Data excerpts: Begin

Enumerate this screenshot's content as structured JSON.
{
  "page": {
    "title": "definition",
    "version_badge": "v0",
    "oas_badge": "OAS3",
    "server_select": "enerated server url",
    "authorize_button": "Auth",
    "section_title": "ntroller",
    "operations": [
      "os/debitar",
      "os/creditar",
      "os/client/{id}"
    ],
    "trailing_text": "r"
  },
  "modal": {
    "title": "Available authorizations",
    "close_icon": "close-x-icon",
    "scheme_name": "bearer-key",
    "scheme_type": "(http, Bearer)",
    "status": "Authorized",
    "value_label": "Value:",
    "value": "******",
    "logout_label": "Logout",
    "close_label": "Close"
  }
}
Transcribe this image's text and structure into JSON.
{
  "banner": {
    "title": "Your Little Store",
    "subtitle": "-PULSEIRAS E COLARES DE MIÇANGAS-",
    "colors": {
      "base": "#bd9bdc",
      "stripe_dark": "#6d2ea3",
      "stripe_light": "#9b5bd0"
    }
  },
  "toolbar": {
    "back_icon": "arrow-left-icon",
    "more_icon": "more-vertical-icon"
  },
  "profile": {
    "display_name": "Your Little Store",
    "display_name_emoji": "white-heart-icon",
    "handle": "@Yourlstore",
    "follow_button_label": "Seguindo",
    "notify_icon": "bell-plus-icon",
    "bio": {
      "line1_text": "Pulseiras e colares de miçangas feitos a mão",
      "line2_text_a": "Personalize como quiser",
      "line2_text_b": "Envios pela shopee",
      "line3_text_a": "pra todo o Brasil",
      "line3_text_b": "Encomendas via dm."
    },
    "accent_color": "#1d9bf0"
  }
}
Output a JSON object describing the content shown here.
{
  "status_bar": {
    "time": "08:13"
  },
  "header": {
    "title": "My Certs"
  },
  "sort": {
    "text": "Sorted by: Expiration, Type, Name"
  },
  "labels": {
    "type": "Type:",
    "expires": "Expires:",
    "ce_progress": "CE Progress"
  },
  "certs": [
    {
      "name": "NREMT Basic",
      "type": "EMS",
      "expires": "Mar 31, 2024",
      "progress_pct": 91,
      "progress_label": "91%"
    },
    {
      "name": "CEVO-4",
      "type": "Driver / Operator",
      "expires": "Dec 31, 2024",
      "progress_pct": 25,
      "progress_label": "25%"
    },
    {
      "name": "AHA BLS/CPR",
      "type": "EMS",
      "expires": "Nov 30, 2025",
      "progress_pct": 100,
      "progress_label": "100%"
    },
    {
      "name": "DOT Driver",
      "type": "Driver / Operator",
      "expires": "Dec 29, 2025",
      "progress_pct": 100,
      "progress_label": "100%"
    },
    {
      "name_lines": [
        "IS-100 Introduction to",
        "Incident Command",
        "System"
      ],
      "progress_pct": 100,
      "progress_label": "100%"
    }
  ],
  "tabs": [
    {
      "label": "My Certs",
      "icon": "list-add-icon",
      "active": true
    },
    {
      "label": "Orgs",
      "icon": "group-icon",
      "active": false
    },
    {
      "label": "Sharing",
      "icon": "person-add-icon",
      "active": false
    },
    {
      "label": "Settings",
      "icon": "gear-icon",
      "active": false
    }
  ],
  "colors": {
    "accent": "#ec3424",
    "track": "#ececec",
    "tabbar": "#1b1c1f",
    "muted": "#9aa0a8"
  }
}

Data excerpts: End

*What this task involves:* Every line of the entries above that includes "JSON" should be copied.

*Output:*
Enumerate this screenshot's content as structured JSON.
Transcribe this image's text and structure into JSON.
Output a JSON object describing the content shown here.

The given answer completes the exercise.